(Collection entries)
--------------------------------
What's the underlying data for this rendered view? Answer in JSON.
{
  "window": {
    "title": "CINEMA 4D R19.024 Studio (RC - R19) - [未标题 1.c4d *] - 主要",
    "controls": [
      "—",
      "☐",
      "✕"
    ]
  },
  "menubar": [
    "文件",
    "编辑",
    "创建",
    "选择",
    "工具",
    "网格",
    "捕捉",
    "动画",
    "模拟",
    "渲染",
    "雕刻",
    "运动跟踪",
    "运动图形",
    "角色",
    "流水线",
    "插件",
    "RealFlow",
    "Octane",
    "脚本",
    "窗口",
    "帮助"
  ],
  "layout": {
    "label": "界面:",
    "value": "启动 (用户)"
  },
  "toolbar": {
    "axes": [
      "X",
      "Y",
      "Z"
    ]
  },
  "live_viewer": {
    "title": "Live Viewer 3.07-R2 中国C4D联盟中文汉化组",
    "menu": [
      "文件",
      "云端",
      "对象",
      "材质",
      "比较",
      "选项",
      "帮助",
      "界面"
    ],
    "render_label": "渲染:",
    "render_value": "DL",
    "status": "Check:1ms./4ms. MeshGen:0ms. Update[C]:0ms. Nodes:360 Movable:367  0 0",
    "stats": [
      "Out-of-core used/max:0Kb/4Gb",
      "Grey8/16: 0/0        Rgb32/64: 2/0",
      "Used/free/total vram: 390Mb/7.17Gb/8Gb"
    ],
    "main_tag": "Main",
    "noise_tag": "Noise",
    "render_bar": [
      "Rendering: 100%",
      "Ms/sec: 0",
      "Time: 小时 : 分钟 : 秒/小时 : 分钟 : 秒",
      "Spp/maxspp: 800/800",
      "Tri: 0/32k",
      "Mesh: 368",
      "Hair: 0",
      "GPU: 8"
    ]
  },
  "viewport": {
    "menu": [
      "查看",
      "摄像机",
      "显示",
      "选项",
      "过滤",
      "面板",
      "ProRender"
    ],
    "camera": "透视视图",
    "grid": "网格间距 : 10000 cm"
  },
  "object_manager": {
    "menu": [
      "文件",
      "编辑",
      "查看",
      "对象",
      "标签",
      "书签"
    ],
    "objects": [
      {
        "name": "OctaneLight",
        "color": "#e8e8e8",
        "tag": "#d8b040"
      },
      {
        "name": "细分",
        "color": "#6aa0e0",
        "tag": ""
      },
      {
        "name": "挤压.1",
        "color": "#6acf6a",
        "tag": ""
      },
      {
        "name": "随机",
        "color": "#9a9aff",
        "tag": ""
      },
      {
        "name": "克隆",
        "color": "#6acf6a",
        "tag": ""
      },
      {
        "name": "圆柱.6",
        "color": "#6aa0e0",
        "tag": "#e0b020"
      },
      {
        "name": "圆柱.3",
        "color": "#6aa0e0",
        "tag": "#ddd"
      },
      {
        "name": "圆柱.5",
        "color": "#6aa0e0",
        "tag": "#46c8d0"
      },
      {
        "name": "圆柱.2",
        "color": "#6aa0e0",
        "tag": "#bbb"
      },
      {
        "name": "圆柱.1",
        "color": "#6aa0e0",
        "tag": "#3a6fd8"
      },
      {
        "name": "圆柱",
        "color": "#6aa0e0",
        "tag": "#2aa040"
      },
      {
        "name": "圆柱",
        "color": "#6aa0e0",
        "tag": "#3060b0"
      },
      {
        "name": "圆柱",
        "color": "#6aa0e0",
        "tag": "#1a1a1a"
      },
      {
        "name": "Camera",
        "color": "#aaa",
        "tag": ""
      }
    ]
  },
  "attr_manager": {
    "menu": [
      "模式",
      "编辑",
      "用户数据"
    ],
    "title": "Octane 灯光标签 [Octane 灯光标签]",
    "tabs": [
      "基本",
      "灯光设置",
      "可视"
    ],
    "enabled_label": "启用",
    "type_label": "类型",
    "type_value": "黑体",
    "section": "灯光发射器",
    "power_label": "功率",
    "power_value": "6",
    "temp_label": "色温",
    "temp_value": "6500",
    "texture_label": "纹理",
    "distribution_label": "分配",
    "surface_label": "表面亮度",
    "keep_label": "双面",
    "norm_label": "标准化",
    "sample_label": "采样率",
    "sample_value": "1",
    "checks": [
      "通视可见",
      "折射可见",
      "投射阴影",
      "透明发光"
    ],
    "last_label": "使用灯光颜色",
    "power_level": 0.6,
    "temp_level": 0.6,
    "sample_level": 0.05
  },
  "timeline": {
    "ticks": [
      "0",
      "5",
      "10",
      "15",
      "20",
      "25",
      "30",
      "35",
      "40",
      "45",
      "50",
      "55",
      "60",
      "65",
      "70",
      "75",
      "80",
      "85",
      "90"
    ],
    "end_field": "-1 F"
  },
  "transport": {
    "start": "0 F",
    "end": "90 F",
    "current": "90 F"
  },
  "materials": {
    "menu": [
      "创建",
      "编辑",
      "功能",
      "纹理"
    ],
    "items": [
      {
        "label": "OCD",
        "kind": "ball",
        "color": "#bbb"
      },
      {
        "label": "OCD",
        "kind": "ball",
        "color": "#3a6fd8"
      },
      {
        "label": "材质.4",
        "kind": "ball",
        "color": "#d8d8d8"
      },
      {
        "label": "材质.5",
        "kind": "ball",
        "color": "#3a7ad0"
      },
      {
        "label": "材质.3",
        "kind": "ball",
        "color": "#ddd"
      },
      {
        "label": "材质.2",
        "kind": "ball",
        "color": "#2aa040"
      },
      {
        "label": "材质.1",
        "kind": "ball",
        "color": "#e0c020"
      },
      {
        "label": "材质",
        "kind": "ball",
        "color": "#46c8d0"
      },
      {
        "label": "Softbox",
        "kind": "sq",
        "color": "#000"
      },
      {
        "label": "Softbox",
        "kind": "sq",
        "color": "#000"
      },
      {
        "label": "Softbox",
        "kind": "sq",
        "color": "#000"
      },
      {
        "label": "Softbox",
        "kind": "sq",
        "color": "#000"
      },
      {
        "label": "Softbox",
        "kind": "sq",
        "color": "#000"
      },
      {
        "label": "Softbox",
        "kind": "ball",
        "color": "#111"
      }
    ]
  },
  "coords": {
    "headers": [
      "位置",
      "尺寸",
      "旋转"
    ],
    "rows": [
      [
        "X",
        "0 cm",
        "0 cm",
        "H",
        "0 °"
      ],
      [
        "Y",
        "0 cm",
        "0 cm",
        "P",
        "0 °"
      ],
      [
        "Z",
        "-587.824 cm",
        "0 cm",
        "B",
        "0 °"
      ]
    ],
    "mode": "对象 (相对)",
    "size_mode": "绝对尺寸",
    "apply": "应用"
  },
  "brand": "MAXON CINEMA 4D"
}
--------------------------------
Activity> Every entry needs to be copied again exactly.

The answer>
What's the underlying data for this rendered view? Answer in JSON.
{
  "window": {
    "title": "CINEMA 4D R19.024 Studio (RC - R19) - [未标题 1.c4d *] - 主要",
    "controls": [
      "—",
      "☐",
      "✕"
    ]
  },
  "menubar": [
    "文件",
    "编辑",
    "创建",
    "选择",
    "工具",
    "网格",
    "捕捉",
    "动画",
    "模拟",
    "渲染",
    "雕刻",
    "运动跟踪",
    "运动图形",
    "角色",
    "流水线",
    "插件",
    "RealFlow",
    "Octane",
    "脚本",
    "窗口",
    "帮助"
  ],
  "layout": {
    "label": "界面:",
    "value": "启动 (用户)"
  },
  "toolbar": {
    "axes": [
      "X",
      "Y",
      "Z"
    ]
  },
  "live_viewer": {
    "title": "Live Viewer 3.07-R2 中国C4D联盟中文汉化组",
    "menu": [
      "文件",
      "云端",
      "对象",
      "材质",
      "比较",
      "选项",
      "帮助",
      "界面"
    ],
    "render_label": "渲染:",
    "render_value": "DL",
    "status": "Check:1ms./4ms. MeshGen:0ms. Update[C]:0ms. Nodes:360 Movable:367  0 0",
    "stats": [
      "Out-of-core used/max:0Kb/4Gb",
      "Grey8/16: 0/0        Rgb32/64: 2/0",
      "Used/free/total vram: 390Mb/7.17Gb/8Gb"
    ],
    "main_tag": "Main",
    "noise_tag": "Noise",
    "render_bar": [
      "Rendering: 100%",
      "Ms/sec: 0",
      "Time: 小时 : 分钟 : 秒/小时 : 分钟 : 秒",
      "Spp/maxspp: 800/800",
      "Tri: 0/32k",
      "Mesh: 368",
      "Hair: 0",
      "GPU: 8"
    ]
  },
  "viewport": {
    "menu": [
      "查看",
      "摄像机",
      "显示",
      "选项",
      "过滤",
      "面板",
      "ProRender"
    ],
    "camera": "透视视图",
    "grid": "网格间距 : 10000 cm"
  },
  "object_manager": {
    "menu": [
      "文件",
      "编辑",
      "查看",
      "对象",
      "标签",
      "书签"
    ],
    "objects": [
      {
        "name": "OctaneLight",
        "color": "#e8e8e8",
        "tag": "#d8b040"
      },
      {
        "name": "细分",
        "color": "#6aa0e0",
        "tag": ""
      },
      {
        "name": "挤压.1",
        "color": "#6acf6a",
        "tag": ""
      },
      {
        "name": "随机",
        "color": "#9a9aff",
        "tag": ""
      },
      {
        "name": "克隆",
        "color": "#6acf6a",
        "tag": ""
      },
      {
        "name": "圆柱.6",
        "color": "#6aa0e0",
        "tag": "#e0b020"
      },
      {
        "name": "圆柱.3",
        "color": "#6aa0e0",
        "tag": "#ddd"
      },
      {
        "name": "圆柱.5",
        "color": "#6aa0e0",
        "tag": "#46c8d0"
      },
      {
        "name": "圆柱.2",
        "color": "#6aa0e0",
        "tag": "#bbb"
      },
      {
        "name": "圆柱.1",
        "color": "#6aa0e0",
        "tag": "#3a6fd8"
      },
      {
        "name": "圆柱",
        "color": "#6aa0e0",
        "tag": "#2aa040"
      },
      {
        "name": "圆柱",
        "color": "#6aa0e0",
        "tag": "#3060b0"
      },
      {
        "name": "圆柱",
        "color": "#6aa0e0",
        "tag": "#1a1a1a"
      },
      {
        "name": "Camera",
        "color": "#aaa",
        "tag": ""
      }
    ]
  },
  "attr_manager": {
    "menu": [
      "模式",
      "编辑",
      "用户数据"
    ],
    "title": "Octane 灯光标签 [Octane 灯光标签]",
    "tabs": [
      "基本",
      "灯光设置",
      "可视"
    ],
    "enabled_label": "启用",
    "type_label": "类型",
    "type_value": "黑体",
    "section": "灯光发射器",
    "power_label": "功率",
    "power_value": "6",
    "temp_label": "色温",
    "temp_value": "6500",
    "texture_label": "纹理",
    "distribution_label": "分配",
    "surface_label": "表面亮度",
    "keep_label": "双面",
    "norm_label": "标准化",
    "sample_label": "采样率",
    "sample_value": "1",
    "checks": [
      "通视可见",
      "折射可见",
      "投射阴影",
      "透明发光"
    ],
    "last_label": "使用灯光颜色",
    "power_level": 0.6,
    "temp_level": 0.6,
    "sample_level": 0.05
  },
  "timeline": {
    "ticks": [
      "0",
      "5",
      "10",
      "15",
      "20",
      "25",
      "30",
      "35",
      "40",
      "45",
      "50",
      "55",
      "60",
      "65",
      "70",
      "75",
      "80",
      "85",
      "90"
    ],
    "end_field": "-1 F"
  },
  "transport": {
    "start": "0 F",
    "end": "90 F",
    "current": "90 F"
  },
  "materials": {
    "menu": [
      "创建",
      "编辑",
      "功能",
      "纹理"
    ],
    "items": [
      {
        "label": "OCD",
        "kind": "ball",
        "color": "#bbb"
      },
      {
        "label": "OCD",
        "kind": "ball",
        "color": "#3a6fd8"
      },
      {
        "label": "材质.4",
        "kind": "ball",
        "color": "#d8d8d8"
      },
      {
        "label": "材质.5",
        "kind": "ball",
        "color": "#3a7ad0"
      },
      {
        "label": "材质.3",
        "kind": "ball",
        "color": "#ddd"
      },
      {
        "label": "材质.2",
        "kind": "ball",
        "color": "#2aa040"
      },
      {
        "label": "材质.1",
        "kind": "ball",
        "color": "#e0c020"
      },
      {
        "label": "材质",
        "kind": "ball",
        "color": "#46c8d0"
      },
      {
        "label": "Softbox",
        "kind": "sq",
        "color": "#000"
      },
      {
        "label": "Softbox",
        "kind": "sq",
        "color": "#000"
      },
      {
        "label": "Softbox",
        "kind": "sq",
        "color": "#000"
      },
      {
        "label": "Softbox",
        "kind": "sq",
        "color": "#000"
      },
      {
        "label": "Softbox",
        "kind": "sq",
        "color": "#000"
      },
      {
        "label": "Softbox",
        "kind": "ball",
        "color": "#111"
      }
    ]
  },
  "coords": {
    "headers": [
      "位置",
      "尺寸",
      "旋转"
    ],
    "rows": [
      [
        "X",
        "0 cm",
        "0 cm",
        "H",
        "0 °"
      ],
      [
        "Y",
        "0 cm",
        "0 cm",
        "P",
        "0 °"
      ],
      [
        "Z",
        "-587.824 cm",
        "0 cm",
        "B",
        "0 °"
      ]
    ],
    "mode": "对象 (相对)",
    "size_mode": "绝对尺寸",
    "apply": "应用"
  },
  "brand": "MAXON CINEMA 4D"
}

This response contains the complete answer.